Some days, I feel like blowing out the walls of our 1100-square-foot home and enlarging this 1960s house to better accommodate the needs of a couple in the 21st century. I’d start with our only main-floor bathroom, which measures seven-and-a-half feet in either direction. That is microscopic when you realize that the tub, toilet, and vanity eat into those measurements; we’re not talking open floor space here. Extreme homes have tubs bigger than this whole room.
Adding a few feet to the west would enlarge the master bedroom. Does anyone else have a five-foot closet? Roy uses the closet in the second bedroom, which has become my office. If his clothes weren’t in there, imagine how much office storage it could accommodate.
Hands down, the space that causes me the most grief is the office. For someone working from home, It’s too small, too crowded, too over-stuffed. Of course, I’m a huge part of the problem. I keep buying books.
Right now, I’m buying and reading books about death and grieving as I continue learning for my new role as a Funeral Celebrant. And while the average person wants to avoid the subject at all costs, I find the books enlightening and comforting. None of us will make it out of here alive, so unwillingness to talk or think about death seems counter-intuitive.
But back to my space. An entire bookcase is holding my growing collection of resources for the Celebrant work. I’ve managed to fill two shelves with books on death and bereavement and books containing quotations and readings. I still need space for binders and the CDs I can draw on when families request specific music. The iPod will help, but it isn’t the total answer.
Every other new undertaking I embrace needs its space, too. The files and papers from my just-completed contract event co-ordination job are still front and centre as I finish the final report. I have about four sets of marriage interview notes waiting for me to write the ceremony and complete the paperwork for Vital Statistics.
I came up with a brilliant contest for the library board to run this summer, so I’ve got more notes and paper tied to that. I have been receiving grant applications from the local not-for-profit groups who want a piece of the $25,000 up for grabs. That, too, will take up space when the committee sits down to open the documents.
And of course there are the countless reference books I have to support, encourage, and guide my writing habit.

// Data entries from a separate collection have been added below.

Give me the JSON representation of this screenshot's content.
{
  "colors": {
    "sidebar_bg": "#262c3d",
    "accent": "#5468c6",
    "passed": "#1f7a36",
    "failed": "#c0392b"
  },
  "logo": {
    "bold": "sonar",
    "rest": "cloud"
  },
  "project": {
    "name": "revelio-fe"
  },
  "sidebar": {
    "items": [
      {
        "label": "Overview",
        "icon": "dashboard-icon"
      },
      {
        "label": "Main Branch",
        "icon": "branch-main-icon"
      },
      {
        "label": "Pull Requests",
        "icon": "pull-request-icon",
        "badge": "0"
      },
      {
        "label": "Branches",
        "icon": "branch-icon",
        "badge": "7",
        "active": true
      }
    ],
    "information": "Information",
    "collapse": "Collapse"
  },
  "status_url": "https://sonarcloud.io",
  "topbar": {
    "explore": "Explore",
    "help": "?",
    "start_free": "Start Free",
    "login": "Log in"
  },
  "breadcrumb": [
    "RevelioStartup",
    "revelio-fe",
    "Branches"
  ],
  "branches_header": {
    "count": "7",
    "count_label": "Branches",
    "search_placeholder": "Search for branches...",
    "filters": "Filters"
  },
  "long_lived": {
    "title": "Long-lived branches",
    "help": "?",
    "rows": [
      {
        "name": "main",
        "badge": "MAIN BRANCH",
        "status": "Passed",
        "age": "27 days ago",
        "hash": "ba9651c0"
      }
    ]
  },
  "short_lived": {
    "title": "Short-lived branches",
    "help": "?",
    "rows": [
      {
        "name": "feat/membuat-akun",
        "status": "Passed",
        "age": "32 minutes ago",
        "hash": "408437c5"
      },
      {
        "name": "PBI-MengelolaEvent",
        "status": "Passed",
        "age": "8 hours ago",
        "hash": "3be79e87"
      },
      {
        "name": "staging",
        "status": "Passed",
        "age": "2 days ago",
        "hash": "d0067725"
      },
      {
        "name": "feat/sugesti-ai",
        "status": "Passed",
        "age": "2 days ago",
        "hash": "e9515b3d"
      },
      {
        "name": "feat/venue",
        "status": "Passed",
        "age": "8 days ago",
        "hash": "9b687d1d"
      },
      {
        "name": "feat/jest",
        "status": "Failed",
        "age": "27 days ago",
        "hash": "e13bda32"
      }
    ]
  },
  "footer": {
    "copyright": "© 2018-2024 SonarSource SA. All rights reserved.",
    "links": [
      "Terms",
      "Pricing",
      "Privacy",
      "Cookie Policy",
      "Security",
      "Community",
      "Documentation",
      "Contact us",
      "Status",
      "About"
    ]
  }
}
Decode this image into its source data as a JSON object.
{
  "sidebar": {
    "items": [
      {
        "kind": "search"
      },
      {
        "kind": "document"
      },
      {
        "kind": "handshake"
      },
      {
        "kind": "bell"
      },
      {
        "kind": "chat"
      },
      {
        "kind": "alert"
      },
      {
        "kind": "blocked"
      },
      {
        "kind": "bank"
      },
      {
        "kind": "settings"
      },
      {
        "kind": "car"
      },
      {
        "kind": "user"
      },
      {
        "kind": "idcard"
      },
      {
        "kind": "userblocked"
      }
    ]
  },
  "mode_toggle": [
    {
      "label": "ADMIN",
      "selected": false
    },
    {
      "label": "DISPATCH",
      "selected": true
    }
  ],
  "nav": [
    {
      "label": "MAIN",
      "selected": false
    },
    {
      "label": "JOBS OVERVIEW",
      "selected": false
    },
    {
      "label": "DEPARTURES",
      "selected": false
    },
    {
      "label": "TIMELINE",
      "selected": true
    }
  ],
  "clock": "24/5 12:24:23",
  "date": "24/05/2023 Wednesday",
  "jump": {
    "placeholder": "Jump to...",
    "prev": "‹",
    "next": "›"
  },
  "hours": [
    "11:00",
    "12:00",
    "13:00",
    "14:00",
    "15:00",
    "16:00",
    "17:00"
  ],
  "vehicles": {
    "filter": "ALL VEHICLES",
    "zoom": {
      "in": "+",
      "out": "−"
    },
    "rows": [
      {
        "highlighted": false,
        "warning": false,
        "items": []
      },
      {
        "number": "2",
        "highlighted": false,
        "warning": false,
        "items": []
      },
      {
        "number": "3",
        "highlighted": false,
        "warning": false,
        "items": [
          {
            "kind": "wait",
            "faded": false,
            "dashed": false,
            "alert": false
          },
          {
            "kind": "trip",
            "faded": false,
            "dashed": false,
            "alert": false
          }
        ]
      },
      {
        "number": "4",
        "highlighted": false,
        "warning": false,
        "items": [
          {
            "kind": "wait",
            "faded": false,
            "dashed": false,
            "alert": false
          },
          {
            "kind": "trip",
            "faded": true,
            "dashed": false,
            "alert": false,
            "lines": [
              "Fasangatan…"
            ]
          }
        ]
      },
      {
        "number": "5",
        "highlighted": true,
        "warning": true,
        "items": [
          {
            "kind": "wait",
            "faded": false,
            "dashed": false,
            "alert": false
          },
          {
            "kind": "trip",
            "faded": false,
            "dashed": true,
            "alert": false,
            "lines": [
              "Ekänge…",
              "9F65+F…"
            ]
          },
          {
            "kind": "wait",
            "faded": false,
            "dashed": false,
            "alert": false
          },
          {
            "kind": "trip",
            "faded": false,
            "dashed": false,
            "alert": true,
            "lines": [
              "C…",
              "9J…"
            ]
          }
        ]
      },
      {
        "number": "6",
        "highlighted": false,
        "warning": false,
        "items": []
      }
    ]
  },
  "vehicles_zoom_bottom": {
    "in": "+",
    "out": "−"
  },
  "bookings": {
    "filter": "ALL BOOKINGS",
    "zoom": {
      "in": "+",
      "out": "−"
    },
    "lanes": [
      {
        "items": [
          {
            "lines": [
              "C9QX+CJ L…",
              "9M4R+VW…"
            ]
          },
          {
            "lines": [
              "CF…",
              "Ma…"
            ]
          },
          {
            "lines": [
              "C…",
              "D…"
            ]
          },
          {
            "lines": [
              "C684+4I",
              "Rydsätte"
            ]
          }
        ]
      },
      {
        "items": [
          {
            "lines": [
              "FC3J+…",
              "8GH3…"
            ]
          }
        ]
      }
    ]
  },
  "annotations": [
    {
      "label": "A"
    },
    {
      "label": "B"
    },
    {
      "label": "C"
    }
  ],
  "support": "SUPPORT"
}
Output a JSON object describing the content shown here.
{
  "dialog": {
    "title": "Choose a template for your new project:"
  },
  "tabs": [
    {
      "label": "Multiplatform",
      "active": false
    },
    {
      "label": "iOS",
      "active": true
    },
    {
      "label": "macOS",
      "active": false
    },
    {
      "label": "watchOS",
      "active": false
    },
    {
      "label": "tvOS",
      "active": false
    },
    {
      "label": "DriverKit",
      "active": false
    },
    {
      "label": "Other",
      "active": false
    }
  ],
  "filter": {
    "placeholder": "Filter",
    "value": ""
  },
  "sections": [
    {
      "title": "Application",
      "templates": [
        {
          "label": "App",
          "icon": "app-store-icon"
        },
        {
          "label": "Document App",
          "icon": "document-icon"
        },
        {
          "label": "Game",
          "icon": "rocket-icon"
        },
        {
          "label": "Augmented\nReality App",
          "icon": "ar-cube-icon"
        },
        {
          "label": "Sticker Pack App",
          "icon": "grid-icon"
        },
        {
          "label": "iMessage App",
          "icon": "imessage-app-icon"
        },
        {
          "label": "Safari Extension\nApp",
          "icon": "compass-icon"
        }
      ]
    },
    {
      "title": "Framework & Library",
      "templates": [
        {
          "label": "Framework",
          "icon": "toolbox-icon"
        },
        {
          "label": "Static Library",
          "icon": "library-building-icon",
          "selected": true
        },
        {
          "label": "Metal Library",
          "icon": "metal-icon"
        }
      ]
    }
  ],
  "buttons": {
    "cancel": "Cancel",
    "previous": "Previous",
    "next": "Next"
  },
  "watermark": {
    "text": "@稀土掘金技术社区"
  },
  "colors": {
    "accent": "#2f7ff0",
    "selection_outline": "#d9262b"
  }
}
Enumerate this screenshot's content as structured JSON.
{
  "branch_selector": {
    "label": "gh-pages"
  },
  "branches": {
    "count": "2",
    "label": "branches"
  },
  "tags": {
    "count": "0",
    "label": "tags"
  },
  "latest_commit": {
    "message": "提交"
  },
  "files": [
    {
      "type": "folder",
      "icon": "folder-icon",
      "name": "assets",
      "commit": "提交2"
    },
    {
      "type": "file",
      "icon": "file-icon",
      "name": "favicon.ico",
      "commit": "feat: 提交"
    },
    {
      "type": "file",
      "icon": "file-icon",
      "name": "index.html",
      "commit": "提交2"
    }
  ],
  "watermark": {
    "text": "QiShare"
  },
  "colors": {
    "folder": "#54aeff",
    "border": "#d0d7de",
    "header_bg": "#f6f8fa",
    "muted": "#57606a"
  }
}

Is it any wonder I need more room? Yet, as I dream of a big, new house with a library/den/command central, I can’t help remembering the toil and anguish with which my mom, and more recently an elderly aunt, downsized. So, if you hear a big ka-boom in north-central Alberta, know that I finally snapped. If all’s quiet, know that I purged and am making do. Two lousy choices, from where I sit.